Data about app and page elements
○ ○ ○

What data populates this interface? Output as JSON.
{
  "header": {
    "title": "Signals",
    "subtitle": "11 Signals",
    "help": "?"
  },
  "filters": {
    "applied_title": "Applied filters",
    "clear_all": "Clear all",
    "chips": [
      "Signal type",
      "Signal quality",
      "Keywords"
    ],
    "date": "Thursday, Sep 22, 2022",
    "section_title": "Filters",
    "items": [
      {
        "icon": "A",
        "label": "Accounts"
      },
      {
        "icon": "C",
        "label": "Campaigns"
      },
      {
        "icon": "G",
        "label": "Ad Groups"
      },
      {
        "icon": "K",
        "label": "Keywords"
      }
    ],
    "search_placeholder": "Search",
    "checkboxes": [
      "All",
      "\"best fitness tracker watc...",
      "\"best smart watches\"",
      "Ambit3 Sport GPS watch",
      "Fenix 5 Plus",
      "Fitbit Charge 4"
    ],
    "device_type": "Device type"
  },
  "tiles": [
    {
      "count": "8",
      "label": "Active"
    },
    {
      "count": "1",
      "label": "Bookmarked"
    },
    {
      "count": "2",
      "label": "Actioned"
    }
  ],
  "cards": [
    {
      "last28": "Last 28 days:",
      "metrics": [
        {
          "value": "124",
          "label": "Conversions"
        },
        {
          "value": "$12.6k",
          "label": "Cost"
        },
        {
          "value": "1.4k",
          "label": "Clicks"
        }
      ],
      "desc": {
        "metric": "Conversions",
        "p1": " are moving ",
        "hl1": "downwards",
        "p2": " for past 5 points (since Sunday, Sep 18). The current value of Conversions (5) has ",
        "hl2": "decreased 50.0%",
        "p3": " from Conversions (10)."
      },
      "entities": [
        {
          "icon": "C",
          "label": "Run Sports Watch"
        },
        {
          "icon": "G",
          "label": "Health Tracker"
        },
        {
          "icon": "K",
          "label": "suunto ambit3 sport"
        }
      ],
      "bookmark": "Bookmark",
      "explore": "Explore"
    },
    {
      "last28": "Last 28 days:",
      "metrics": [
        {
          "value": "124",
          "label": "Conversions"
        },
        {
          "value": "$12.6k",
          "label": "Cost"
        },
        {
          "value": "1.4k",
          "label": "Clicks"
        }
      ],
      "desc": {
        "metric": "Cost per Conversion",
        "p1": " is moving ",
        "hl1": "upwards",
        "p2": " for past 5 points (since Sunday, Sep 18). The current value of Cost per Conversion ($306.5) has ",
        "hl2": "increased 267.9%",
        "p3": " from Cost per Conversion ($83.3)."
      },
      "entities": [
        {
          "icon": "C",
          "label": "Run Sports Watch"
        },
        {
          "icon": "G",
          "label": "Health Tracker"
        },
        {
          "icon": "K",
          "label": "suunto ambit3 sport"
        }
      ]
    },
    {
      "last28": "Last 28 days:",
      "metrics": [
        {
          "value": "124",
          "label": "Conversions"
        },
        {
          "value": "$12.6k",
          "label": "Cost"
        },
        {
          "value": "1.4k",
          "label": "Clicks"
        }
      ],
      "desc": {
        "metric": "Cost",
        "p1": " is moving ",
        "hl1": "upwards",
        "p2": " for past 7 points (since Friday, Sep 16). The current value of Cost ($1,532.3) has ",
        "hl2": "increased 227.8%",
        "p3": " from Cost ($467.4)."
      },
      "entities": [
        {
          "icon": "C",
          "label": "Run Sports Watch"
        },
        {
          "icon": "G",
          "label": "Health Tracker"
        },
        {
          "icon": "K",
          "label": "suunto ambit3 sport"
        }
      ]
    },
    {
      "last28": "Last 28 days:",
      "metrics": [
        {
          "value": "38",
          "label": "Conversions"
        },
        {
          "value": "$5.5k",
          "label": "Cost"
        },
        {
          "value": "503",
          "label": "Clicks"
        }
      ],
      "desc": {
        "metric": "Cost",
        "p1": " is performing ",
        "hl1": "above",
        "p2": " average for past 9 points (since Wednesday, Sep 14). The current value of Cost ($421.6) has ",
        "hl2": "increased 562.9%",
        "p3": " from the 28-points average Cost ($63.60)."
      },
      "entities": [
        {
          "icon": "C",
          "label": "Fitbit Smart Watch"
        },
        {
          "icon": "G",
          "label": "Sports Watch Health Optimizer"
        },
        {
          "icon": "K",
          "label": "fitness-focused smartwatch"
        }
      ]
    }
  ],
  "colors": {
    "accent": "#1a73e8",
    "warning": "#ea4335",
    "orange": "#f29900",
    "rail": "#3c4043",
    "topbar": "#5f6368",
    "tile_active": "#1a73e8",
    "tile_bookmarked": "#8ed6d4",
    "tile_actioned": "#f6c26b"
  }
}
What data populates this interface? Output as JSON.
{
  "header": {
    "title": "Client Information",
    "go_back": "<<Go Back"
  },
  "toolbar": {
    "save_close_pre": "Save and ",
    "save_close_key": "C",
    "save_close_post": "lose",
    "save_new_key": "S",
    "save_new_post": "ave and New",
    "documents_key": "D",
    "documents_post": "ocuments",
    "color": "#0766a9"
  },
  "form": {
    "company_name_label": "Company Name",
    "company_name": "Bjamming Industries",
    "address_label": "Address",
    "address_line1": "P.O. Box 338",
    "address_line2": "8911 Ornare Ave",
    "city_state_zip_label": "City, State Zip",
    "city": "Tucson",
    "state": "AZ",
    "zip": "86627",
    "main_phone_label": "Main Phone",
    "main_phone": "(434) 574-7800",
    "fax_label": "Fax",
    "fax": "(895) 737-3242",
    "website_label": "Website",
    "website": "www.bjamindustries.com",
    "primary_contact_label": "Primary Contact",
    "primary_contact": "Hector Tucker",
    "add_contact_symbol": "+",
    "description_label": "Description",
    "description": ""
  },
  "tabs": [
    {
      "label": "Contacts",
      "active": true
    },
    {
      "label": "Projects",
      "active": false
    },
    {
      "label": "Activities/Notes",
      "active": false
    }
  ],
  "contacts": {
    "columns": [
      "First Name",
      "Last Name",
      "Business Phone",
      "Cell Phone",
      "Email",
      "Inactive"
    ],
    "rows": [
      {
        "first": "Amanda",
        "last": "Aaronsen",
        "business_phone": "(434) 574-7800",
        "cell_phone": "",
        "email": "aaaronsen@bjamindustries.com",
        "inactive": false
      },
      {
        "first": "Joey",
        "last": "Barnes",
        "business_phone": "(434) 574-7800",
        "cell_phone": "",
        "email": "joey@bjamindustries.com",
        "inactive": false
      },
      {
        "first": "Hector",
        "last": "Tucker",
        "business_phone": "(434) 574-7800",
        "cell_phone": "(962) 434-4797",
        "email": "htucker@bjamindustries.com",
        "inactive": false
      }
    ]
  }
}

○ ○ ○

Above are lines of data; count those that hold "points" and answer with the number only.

5